An Austin-based tech company aspires to restore trust in journalism by using machine learning models to categorize news stories. A technology and democracy expert said that while the platform shows promise, users need to try it out for themselves and better understand how it works before allowing it to guide their news consumption habits.
Otherweb was founded by Alex Fink, a technology entrepreneur, with the goal of removing waste from the digital information landscape.
“Otherweb is a new news platform that combines news, podcasts, and many other news sources in one place,” Fink said. “And this place has no paywalls or clickbait or any other form of digital bric-a-brac.”
The platform, which launched on August 1, uses machine learning models to rank news stories based on multiple metrics, including informativeness, subjectivity, hate, use of propaganda and clickbait headlines.
Fink said machine learning models require human intervention to fine-tune their accuracy, rather than just being simple lines of code that are allowed to make ranking decisions on their own.
“So we’re generating a dataset of, say, 10,000 articles and titles,” Fink said. “We have a team of annotators who go through this and flag each one whether they think it’s clickbait or not. If something is inconclusive, we remove it from the dataset so we don’t confuse the model. And then we train the model to mimic what humans do.
Taken together, the results of the models generate a “ValuRank score”, a rating out of 100, which is presented to the user along with indicators indicating whether there was hateful or offensive language in the article. This information is presented in the form of a nutrition label with a bulleted summary of the article’s content and a link to the article.
Emma Llansó, director of the Center for Democracy & Technology’s Free expression projectsaid using a nutrition label style to present ratings was an interesting choice by the company.
“It’s a format that a lot of people might look at and think, ‘Yeah, that has some authority,'” Llansó said, comparing it to how people might trust a nutrition label on a bag of coffee. chips.
Despite the label’s familiar feel and seemingly positive goal of improving media consumption, it erred on the side of caution.
“I think what really interests me about a tool like this is that it’s kind of about trying to help people engage in critical thinking about new sources that they read, which is a very laudable goal,” Llansó said. “But should we also engage in a critical reflection on the tool itself and try to understand how it makes these different assessments?
Llansó said another concern was whether the platform would collect user information.
” What is he looking at ? ” she says. “What is he trying to understand about my own behavior and web activity? »
Fink said the models used for his platform are publicly available. He even encouraged potential competitors to copy them. He added that the site does not currently track any user data. Instead of selling user data to advertisers, Fink said he plans to sell the data to advertisers.

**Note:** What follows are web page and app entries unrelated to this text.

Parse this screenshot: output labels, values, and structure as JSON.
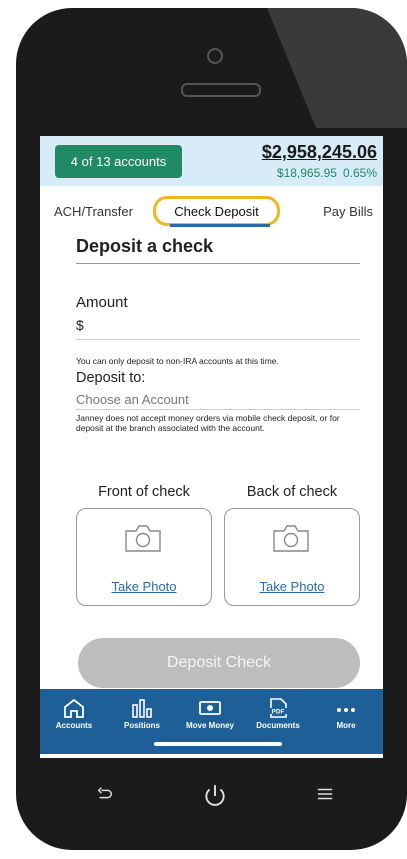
{
  "header": {
    "accounts_button": "4 of 13 accounts",
    "total_value": "$2,958,245.06",
    "change_amount": "$18,965.95",
    "change_percent": "0.65%"
  },
  "tabs": [
    {
      "label": "ACH/Transfer"
    },
    {
      "label": "Check Deposit"
    },
    {
      "label": "Pay Bills"
    }
  ],
  "form": {
    "title": "Deposit a check",
    "amount_label": "Amount",
    "amount_value": "$",
    "non_ira_note": "You can only deposit to non-IRA accounts at this time.",
    "deposit_to_label": "Deposit to:",
    "deposit_to_placeholder": "Choose an Account",
    "money_order_notice": "Janney does not accept money orders via mobile check deposit, or for deposit at the branch associated with the account.",
    "front_label": "Front of check",
    "back_label": "Back of check",
    "take_photo_front": "Take Photo",
    "take_photo_back": "Take Photo",
    "submit_label": "Deposit Check"
  },
  "bottom_nav": [
    {
      "label": "Accounts",
      "icon": "home-icon"
    },
    {
      "label": "Positions",
      "icon": "bar-chart-icon"
    },
    {
      "label": "Move Money",
      "icon": "money-icon"
    },
    {
      "label": "Documents",
      "icon": "pdf-icon"
    },
    {
      "label": "More",
      "icon": "more-icon"
    }
  ],
  "colors": {
    "accent": "#1f8a63",
    "nav_bg": "#1e5f98",
    "highlight": "#f2b61d",
    "header_bg": "#d8ecf8"
  }
}
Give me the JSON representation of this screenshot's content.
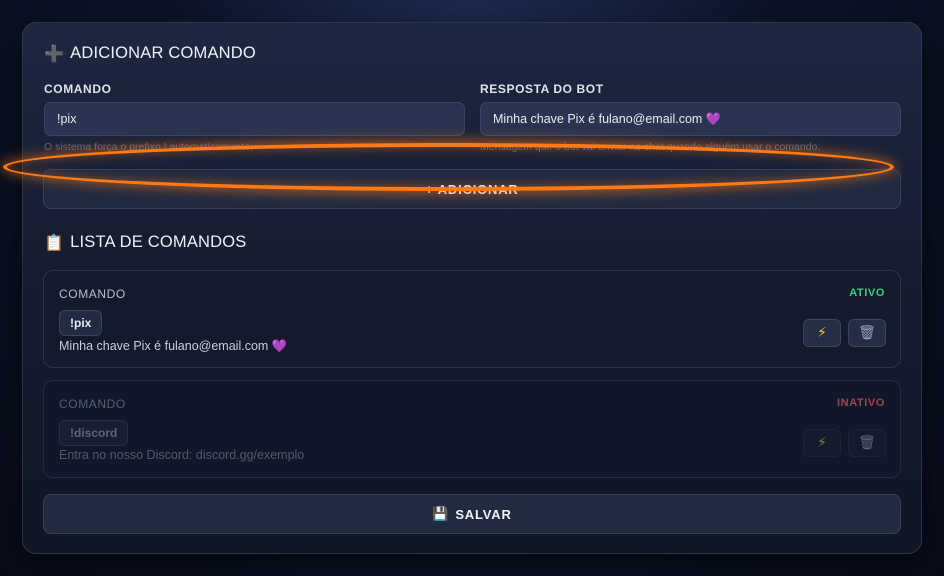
{
  "add_section": {
    "icon": "plus-square-icon",
    "icon_glyph": "➕",
    "title": "ADICIONAR COMANDO",
    "command_label": "COMANDO",
    "command_value": "!pix",
    "command_hint": "O sistema força o prefixo ! automaticamente.",
    "response_label": "RESPOSTA DO BOT",
    "response_value": "Minha chave Pix é fulano@email.com",
    "response_hint": "Mensagem que o bot vai enviar no chat quando alguém usar o comando.",
    "add_button": "+ ADICIONAR"
  },
  "list_section": {
    "icon": "clipboard-icon",
    "icon_glyph": "📋",
    "title": "LISTA DE COMANDOS",
    "commands": [
      {
        "label": "COMANDO",
        "status": "ATIVO",
        "name": "!pix",
        "response": "Minha chave Pix é fulano@email.com",
        "active": true
      },
      {
        "label": "COMANDO",
        "status": "INATIVO",
        "name": "!discord",
        "response": "Entra no nosso Discord: discord.gg/exemplo",
        "active": false
      }
    ],
    "toggle_icon": "lightning-icon",
    "toggle_glyph": "⚡",
    "delete_icon": "trash-icon",
    "delete_glyph": "🗑",
    "heart_glyph": "💜"
  },
  "save_button": {
    "icon": "floppy-disk-icon",
    "icon_glyph": "💾",
    "label": "SALVAR"
  },
  "colors": {
    "accent_highlight": "#ff7a14",
    "active": "#33d17a",
    "inactive": "#a3414d"
  }
}
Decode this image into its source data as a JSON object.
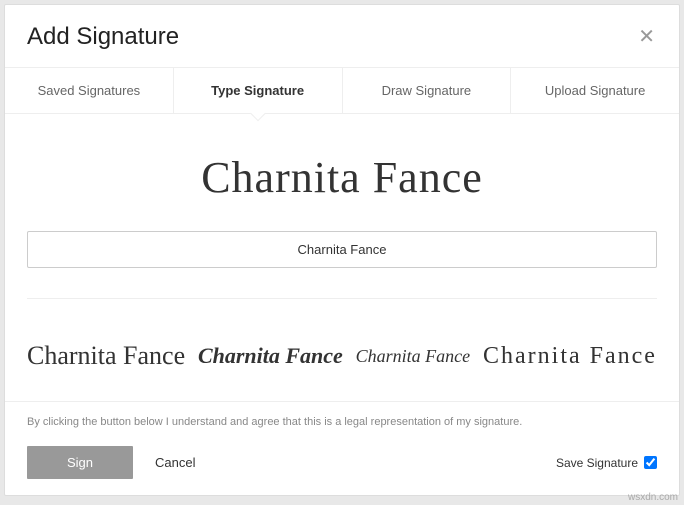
{
  "modal": {
    "title": "Add Signature"
  },
  "tabs": {
    "saved": "Saved Signatures",
    "type": "Type Signature",
    "draw": "Draw Signature",
    "upload": "Upload Signature"
  },
  "signature": {
    "preview": "Charnita Fance",
    "input_value": "Charnita Fance",
    "options": {
      "f1": "Charnita Fance",
      "f2": "Charnita Fance",
      "f3": "Charnita Fance",
      "f4": "Charnita Fance"
    }
  },
  "footer": {
    "disclaimer": "By clicking the button below I understand and agree that this is a legal representation of my signature.",
    "sign": "Sign",
    "cancel": "Cancel",
    "save_label": "Save Signature"
  },
  "watermark": "wsxdn.com"
}
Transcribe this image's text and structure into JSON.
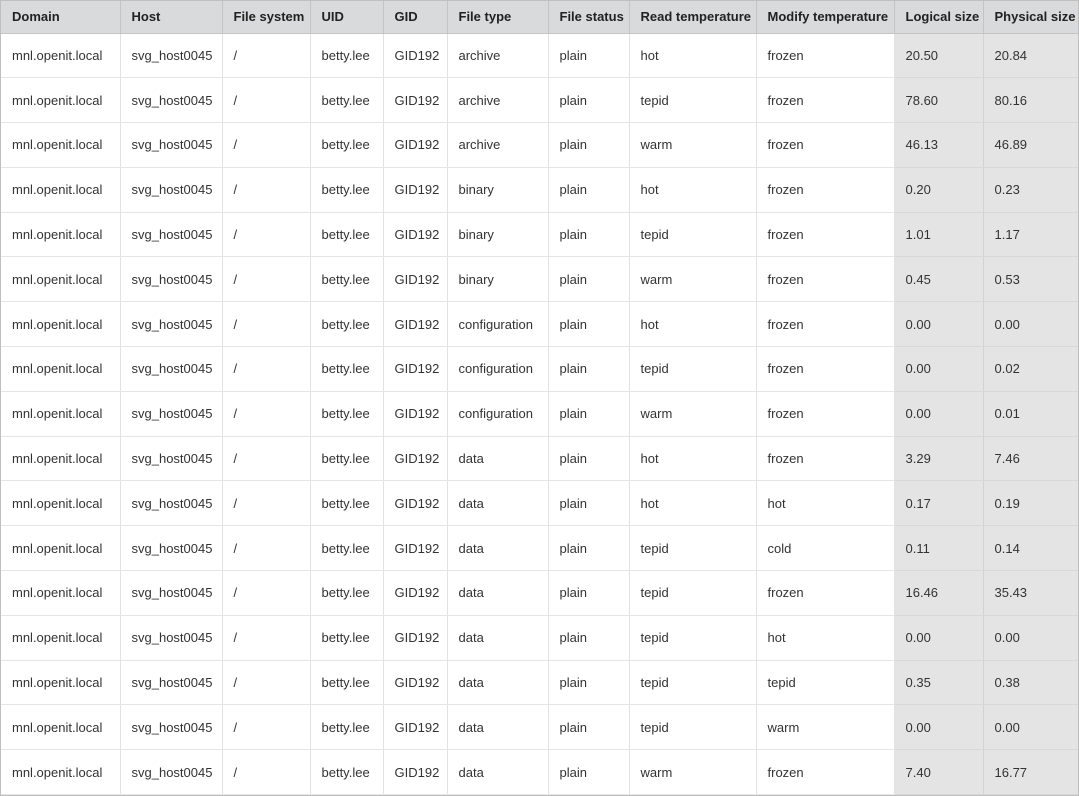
{
  "columns": [
    "Domain",
    "Host",
    "File system",
    "UID",
    "GID",
    "File type",
    "File status",
    "Read temperature",
    "Modify temperature",
    "Logical size",
    "Physical size"
  ],
  "rows": [
    [
      "mnl.openit.local",
      "svg_host0045",
      "/",
      "betty.lee",
      "GID192",
      "archive",
      "plain",
      "hot",
      "frozen",
      "20.50",
      "20.84"
    ],
    [
      "mnl.openit.local",
      "svg_host0045",
      "/",
      "betty.lee",
      "GID192",
      "archive",
      "plain",
      "tepid",
      "frozen",
      "78.60",
      "80.16"
    ],
    [
      "mnl.openit.local",
      "svg_host0045",
      "/",
      "betty.lee",
      "GID192",
      "archive",
      "plain",
      "warm",
      "frozen",
      "46.13",
      "46.89"
    ],
    [
      "mnl.openit.local",
      "svg_host0045",
      "/",
      "betty.lee",
      "GID192",
      "binary",
      "plain",
      "hot",
      "frozen",
      "0.20",
      "0.23"
    ],
    [
      "mnl.openit.local",
      "svg_host0045",
      "/",
      "betty.lee",
      "GID192",
      "binary",
      "plain",
      "tepid",
      "frozen",
      "1.01",
      "1.17"
    ],
    [
      "mnl.openit.local",
      "svg_host0045",
      "/",
      "betty.lee",
      "GID192",
      "binary",
      "plain",
      "warm",
      "frozen",
      "0.45",
      "0.53"
    ],
    [
      "mnl.openit.local",
      "svg_host0045",
      "/",
      "betty.lee",
      "GID192",
      "configuration",
      "plain",
      "hot",
      "frozen",
      "0.00",
      "0.00"
    ],
    [
      "mnl.openit.local",
      "svg_host0045",
      "/",
      "betty.lee",
      "GID192",
      "configuration",
      "plain",
      "tepid",
      "frozen",
      "0.00",
      "0.02"
    ],
    [
      "mnl.openit.local",
      "svg_host0045",
      "/",
      "betty.lee",
      "GID192",
      "configuration",
      "plain",
      "warm",
      "frozen",
      "0.00",
      "0.01"
    ],
    [
      "mnl.openit.local",
      "svg_host0045",
      "/",
      "betty.lee",
      "GID192",
      "data",
      "plain",
      "hot",
      "frozen",
      "3.29",
      "7.46"
    ],
    [
      "mnl.openit.local",
      "svg_host0045",
      "/",
      "betty.lee",
      "GID192",
      "data",
      "plain",
      "hot",
      "hot",
      "0.17",
      "0.19"
    ],
    [
      "mnl.openit.local",
      "svg_host0045",
      "/",
      "betty.lee",
      "GID192",
      "data",
      "plain",
      "tepid",
      "cold",
      "0.11",
      "0.14"
    ],
    [
      "mnl.openit.local",
      "svg_host0045",
      "/",
      "betty.lee",
      "GID192",
      "data",
      "plain",
      "tepid",
      "frozen",
      "16.46",
      "35.43"
    ],
    [
      "mnl.openit.local",
      "svg_host0045",
      "/",
      "betty.lee",
      "GID192",
      "data",
      "plain",
      "tepid",
      "hot",
      "0.00",
      "0.00"
    ],
    [
      "mnl.openit.local",
      "svg_host0045",
      "/",
      "betty.lee",
      "GID192",
      "data",
      "plain",
      "tepid",
      "tepid",
      "0.35",
      "0.38"
    ],
    [
      "mnl.openit.local",
      "svg_host0045",
      "/",
      "betty.lee",
      "GID192",
      "data",
      "plain",
      "tepid",
      "warm",
      "0.00",
      "0.00"
    ],
    [
      "mnl.openit.local",
      "svg_host0045",
      "/",
      "betty.lee",
      "GID192",
      "data",
      "plain",
      "warm",
      "frozen",
      "7.40",
      "16.77"
    ]
  ],
  "colors": {
    "header_background": "#d9dadb",
    "numeric_column_background": "#e4e4e4",
    "text": "#333333"
  }
}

Otherweb already collects news articles so that the company better understands the media on which the advertisements are placed.

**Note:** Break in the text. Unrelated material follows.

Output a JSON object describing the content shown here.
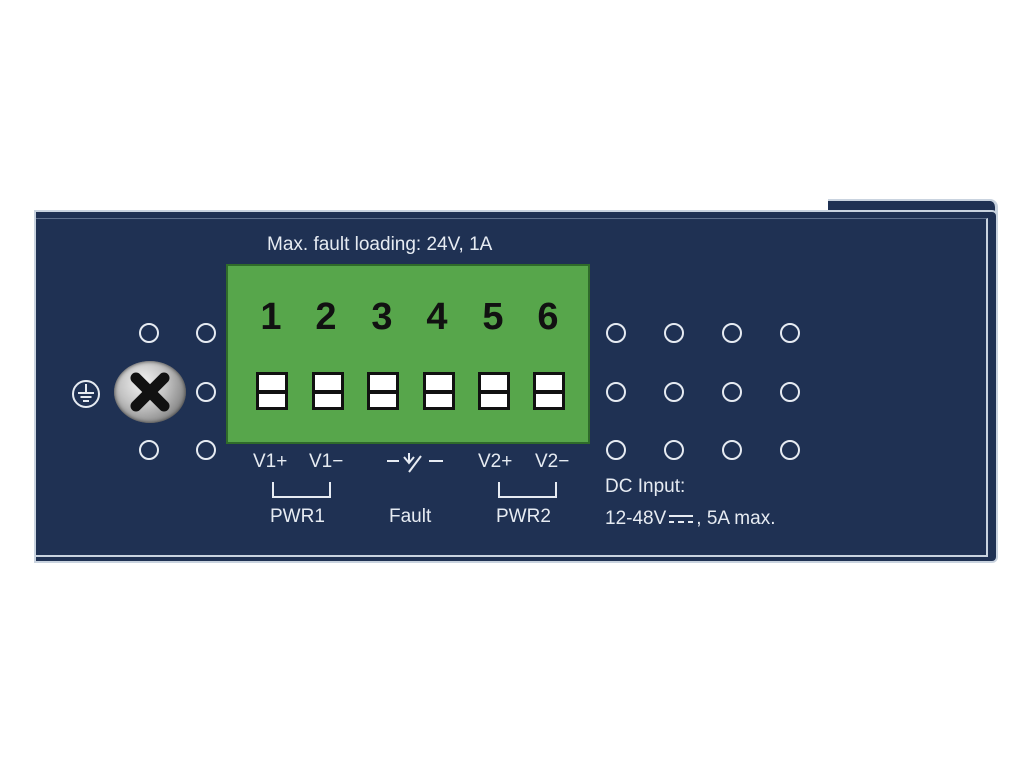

“If advertisers place something on CNN.com, they might want to know that what it’s placed on will pass filters and show up on high-quality platforms like Otherweb,” Fink said.
Llansó pointed out that while machine learning models can very well identify things like hateful or toxic speech, they are less proficient at understanding that speech in context.

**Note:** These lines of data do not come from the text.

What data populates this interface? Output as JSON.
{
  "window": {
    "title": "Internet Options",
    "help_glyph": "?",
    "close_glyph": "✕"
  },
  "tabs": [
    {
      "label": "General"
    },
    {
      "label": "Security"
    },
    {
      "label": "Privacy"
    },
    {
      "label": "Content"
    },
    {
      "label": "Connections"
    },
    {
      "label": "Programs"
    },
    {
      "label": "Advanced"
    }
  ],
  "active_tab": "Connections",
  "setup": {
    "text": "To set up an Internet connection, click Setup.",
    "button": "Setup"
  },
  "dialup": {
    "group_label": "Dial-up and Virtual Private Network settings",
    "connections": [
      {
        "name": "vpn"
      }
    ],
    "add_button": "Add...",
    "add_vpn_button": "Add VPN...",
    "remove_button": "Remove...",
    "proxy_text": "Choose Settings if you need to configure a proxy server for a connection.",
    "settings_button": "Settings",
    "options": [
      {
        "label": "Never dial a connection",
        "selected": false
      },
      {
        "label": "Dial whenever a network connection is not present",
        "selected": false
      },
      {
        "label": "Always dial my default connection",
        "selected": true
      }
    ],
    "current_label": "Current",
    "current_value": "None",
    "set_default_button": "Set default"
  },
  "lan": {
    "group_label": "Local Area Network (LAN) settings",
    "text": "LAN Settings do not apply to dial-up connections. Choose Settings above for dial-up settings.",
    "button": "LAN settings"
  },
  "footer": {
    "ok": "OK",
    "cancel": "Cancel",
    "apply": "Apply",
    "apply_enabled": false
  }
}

For example, if a journalist quoted toxic or hateful speech from a politician or businessperson, it could be picked up by the machine learning filter as just toxic speech and hurt the rating of the company. article.
“So I think the real risk of relying too much on machine learning tools is that they can kind of over-promise, they can kind of declare in black and white something that looks like a nutrition label “, said Llansó. “And really what these tools do is give an assessment of probability. And this assessment itself can be biased or constrained in different ways depending on how the tool is developed.
Fink recognized the difficulty of context for his machine learning models.
“It happens in our case where an article quotes someone saying something hateful, and (Otherweb) would actually decide that makes the article somewhat hateful,” Fink said. “It’s a problem we’d like to solve at some point, but natural language processing at this point isn’t as foolproof as we’d like.”
Fink said there are plans for major expansions of the new platform, including the launch of an app for Apple and Android and expanding the platform to cover podcasts, books and Wikipedia pages.
At this time, Otherweb can only remove websites without paywalls, so the articles in the New York Times or the the wall street journal are not available, but news from Reuters or ABC News is available.
Fink said he hopes platforms like Otherweb will change the incentives for sharing and consuming news.
“The reason we see the news ecosystem as broken as it is is that most content is monetized by advertising, and most advertising is pay per click or per view,” he said. Fink said. “There’s no pay-per-quality or pay-per-truth or anything like that. And so, over time, the whole ecosystem essentially drifts towards maximizing clicks and views.